Azerbaijan vows revenge on Armenia as 12 civilians killed in strike
Yerevan denies involvement in rocket attack that Baku says demolished homes in Ganja city
Azerbaijan's President Ilham Aliyev vowed on Saturday to strike back against Armenia after shelling on his country's second-largest city, Ganja, left at least 12 civilians dead and dozens injured.
Mr Aliyev said Azerbaijan's army would retaliate against Armenia and "take revenge on the battlefield," in televised remarks hours after the shelling on a residential area in Ganja flattened rows of houses.
"They will be held responsible for that ... If the international community does not punish Armenia, we will do it," he said.

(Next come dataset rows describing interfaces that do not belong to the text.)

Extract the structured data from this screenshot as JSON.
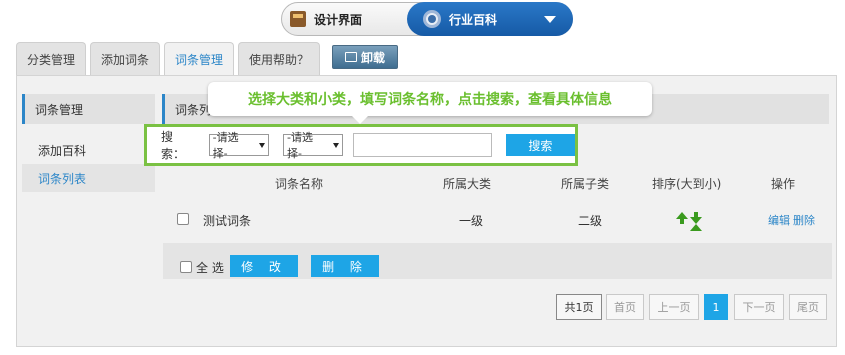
{
  "top_switch": {
    "left_label": "设计界面",
    "left_icon": "design-icon",
    "right_label": "行业百科",
    "right_icon": "gear-icon",
    "accent": "#1a62b2"
  },
  "tabs": [
    {
      "label": "分类管理"
    },
    {
      "label": "添加词条"
    },
    {
      "label": "词条管理",
      "active": true
    },
    {
      "label": "使用帮助？"
    }
  ],
  "unload_button": {
    "label": "卸载"
  },
  "sidebar": {
    "title": "词条管理",
    "items": [
      {
        "label": "添加百科"
      },
      {
        "label": "词条列表",
        "active": true
      }
    ]
  },
  "content_header": {
    "title": "词条列"
  },
  "tooltip": {
    "text": "选择大类和小类，填写词条名称，点击搜索，查看具体信息",
    "color": "#6abf2e"
  },
  "search": {
    "label": "搜索：",
    "category_select": "-请选择-",
    "subcategory_select": "-请选择-",
    "keyword_value": "",
    "button_label": "搜索"
  },
  "table": {
    "columns": [
      "词条名称",
      "所属大类",
      "所属子类",
      "排序(大到小)",
      "操作"
    ],
    "rows": [
      {
        "name": "测试词条",
        "category": "一级",
        "subcategory": "二级",
        "actions": [
          "编辑",
          "删除"
        ]
      }
    ]
  },
  "bulk": {
    "select_all": "全 选",
    "edit_button": "修 改",
    "delete_button": "删 除"
  },
  "pagination": {
    "total": "共1页",
    "first": "首页",
    "prev": "上一页",
    "current": "1",
    "next": "下一页",
    "last": "尾页"
  }
}
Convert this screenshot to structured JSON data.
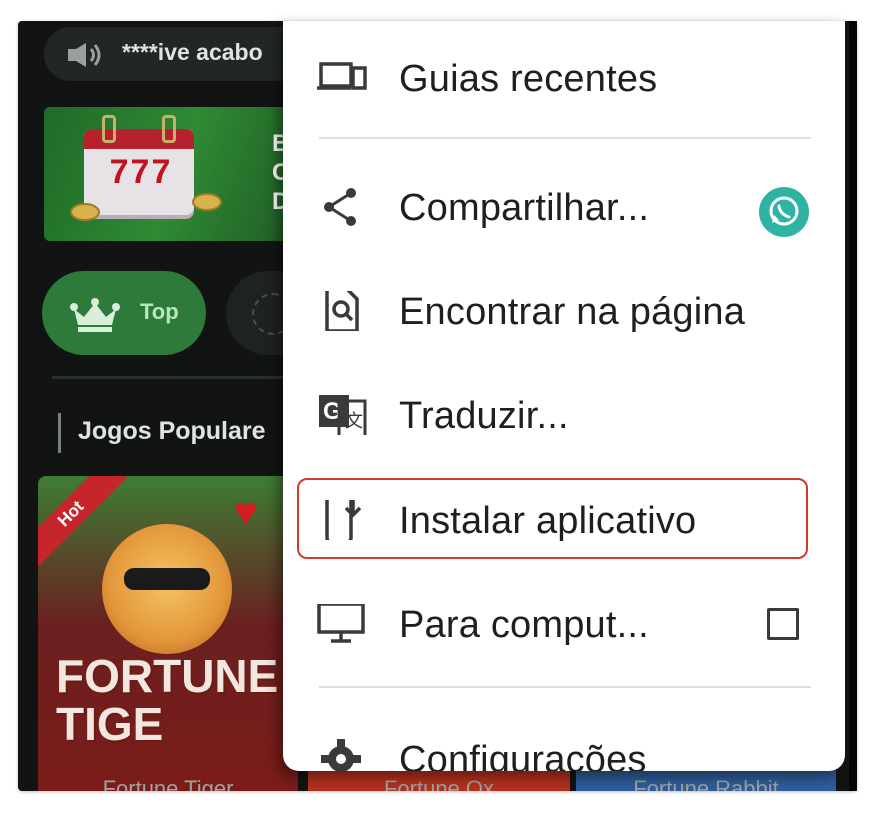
{
  "background": {
    "marquee_text": "****ive acabo",
    "banner_lines": [
      "Bô",
      "Ch",
      "Diá"
    ],
    "banner_calendar_number": "777",
    "pill_top_label": "Top",
    "section_title": "Jogos Populare",
    "cards": [
      {
        "badge": "Hot",
        "title_line1": "FORTUNE",
        "title_line2": "TIGE",
        "caption": "Fortune Tiger"
      },
      {
        "caption": "Fortune Ox"
      },
      {
        "caption": "Fortune Rabbit"
      }
    ]
  },
  "menu": {
    "items": [
      {
        "label": "Guias recentes",
        "icon": "devices-icon"
      },
      {
        "label": "Compartilhar...",
        "icon": "share-icon",
        "trailing": "whatsapp-icon"
      },
      {
        "label": "Encontrar na página",
        "icon": "find-in-page-icon"
      },
      {
        "label": "Traduzir...",
        "icon": "translate-icon"
      },
      {
        "label": "Instalar aplicativo",
        "icon": "install-app-icon",
        "highlighted": true
      },
      {
        "label": "Para comput...",
        "icon": "desktop-icon",
        "trailing": "checkbox",
        "checked": false
      },
      {
        "label": "Configurações",
        "icon": "gear-icon"
      }
    ]
  },
  "colors": {
    "menu_background": "#ffffff",
    "highlight_border": "#d23a2e",
    "whatsapp_badge": "#2fb4a3",
    "page_background": "#121414",
    "top_pill": "#2e7a3a"
  }
}
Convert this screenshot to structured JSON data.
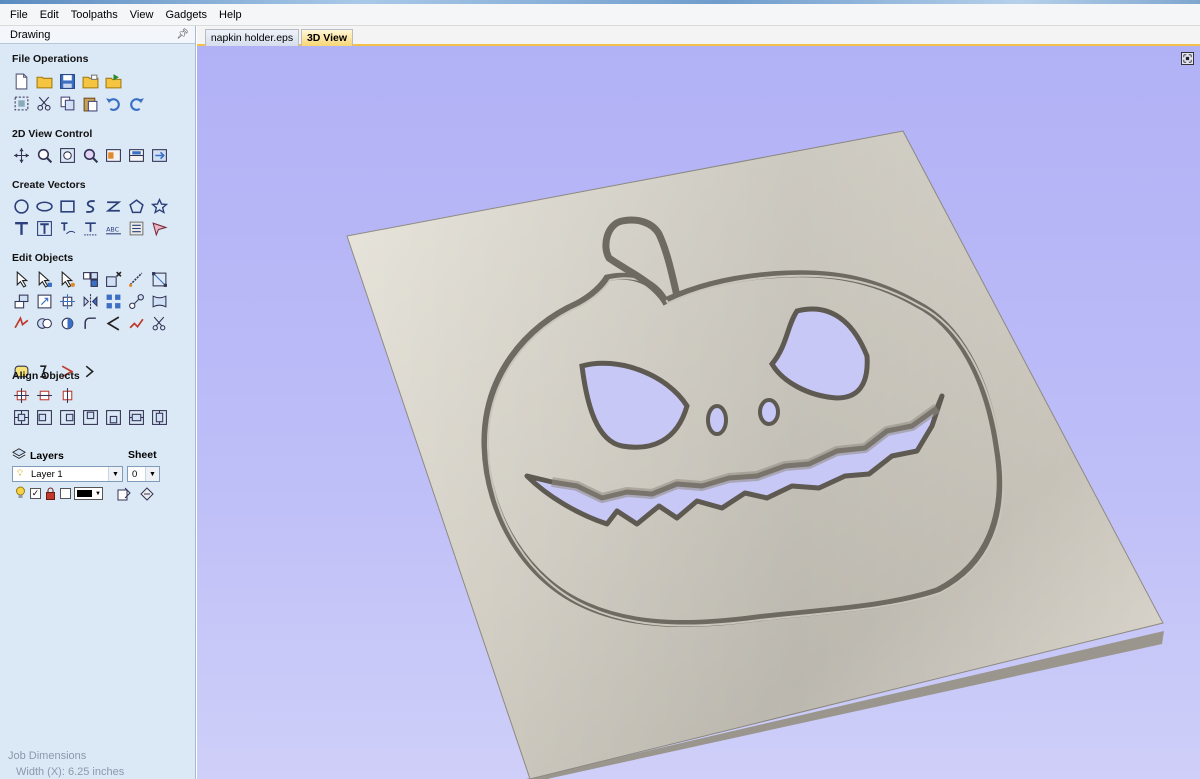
{
  "menu": [
    "File",
    "Edit",
    "Toolpaths",
    "View",
    "Gadgets",
    "Help"
  ],
  "panel": {
    "title": "Drawing",
    "sections": {
      "file_operations": "File Operations",
      "view_control": "2D View Control",
      "create_vectors": "Create Vectors",
      "edit_objects": "Edit Objects",
      "align_objects": "Align Objects"
    },
    "layers": {
      "label": "Layers",
      "sheet_label": "Sheet",
      "layer_value": "Layer 1",
      "sheet_value": "0"
    }
  },
  "tabs": {
    "file_tab": "napkin holder.eps",
    "view_tab": "3D View"
  },
  "job": {
    "title": "Job Dimensions",
    "width_line": "Width  (X): 6.25 inches"
  },
  "colors": {
    "panel_bg": "#dbe8f5",
    "viewport_bg": "#b8b8f7",
    "active_tab": "#f8d675",
    "board": "#dcd8ce"
  }
}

Azerbaijan said that 12 people were killed and more than 40 were seriously injured after a missile hit the city. The Azeri Prosecutor General's office said around 20 apartment buildings had been hit with missile strikes in the country's second-largest city and miles away from Nagorno-Karabakh.
The foreign affairs ministry suggested in a post on Twitter that Armenia was responsible for the shelling. Armenia denied the claim.
Armenian Defence Ministry spokeswoman Shushan Stepanyan denied they had fired any missile towards Azerbaijan.
The two countries have been fighting over the disputed region of Nagorno-Karabakh since late September.
The Azeri foreign affairs ministry said two minors were among the dead. A Facebook post from the country’s General Prosecutor’s Office said missiles hit a civilian settlement in the city.
Both Azerbaijan and Armenia on Saturday continued to accuse each other of fresh attacks in violation of a week-old Russian-brokered ceasefire that has failed to halt the fighting in the South Caucasus.
The fighting is the worst in the region since Azerbaijan and ethnic Armenian forces went to war in the 1990s over Nagorno-Karabakh, a mountain territory that is internationally recognised as part of Azerbaijan but populated and governed by ethnic Armenians.
Armenia accused Azerbaijan of continued shelling of populated areas.
Mr Aliyev said the Azeri army has completely taken over two regions previously held by separatists, Fizuli and Jabrail.
"We are dominating the battlefield," he said, adding that Azeri armed forces never targeted civilian settlements despite civilians fleeing shelling on residential areas in the disputed region.
Mr Aliyev also questioned Armenia's ability to keep replacing military hardware destroyed in battles, a thinly veiled jab at Yerevan's ally Moscow.
He reiterated his stance that Baku would only stop its offensive once Armenia withdraws from Nagorno-Karabakh.
In Ganja, rescuers worked at the scene on Saturday morning, picking through rubble. Some houses had been almost levelled. An excavator was clearing the debris.
"We have been living in fear for days ... We are suffering a lot. We would rather die. I wish we were dead but our children would survive," one resident of the city, 58-year-old Emina Aliyeva, told reporters.
Denying involvement, the Armenian defence ministry claimed Azerbaijan was continuing to shell populated areas inside Nagorno-Karabakh, including Stepanakert, the region's biggest city.
Three civilians were wounded as a result of Azeri fire, the Armenian foreign ministry said.
Witnesses in Stepanakert said they had heard several explosions on Friday night and in the early hours of the morning.
Armenia also said several Azeri drones flew over settlements in Armenia, attacked military installations and damaged the civilian infrastructure.
Armenian Prime Minister Nikol Pashinyan called attacks "an attempted genocide of the Armenian people".
"We must defend ourselves, like any nation that is threatened with extermination," he told the French newspaper Liberation.
Baku said on Saturday that 60 Azeri civilians had been killed and 270 wounded since the fighting flared on September 27. Azerbaijan has not disclosed military casualties.
Nagorno-Karabakh says 633 of its military personnel have been killed, and 34 civilians.
Updated: October 17, 2020 04:39 PM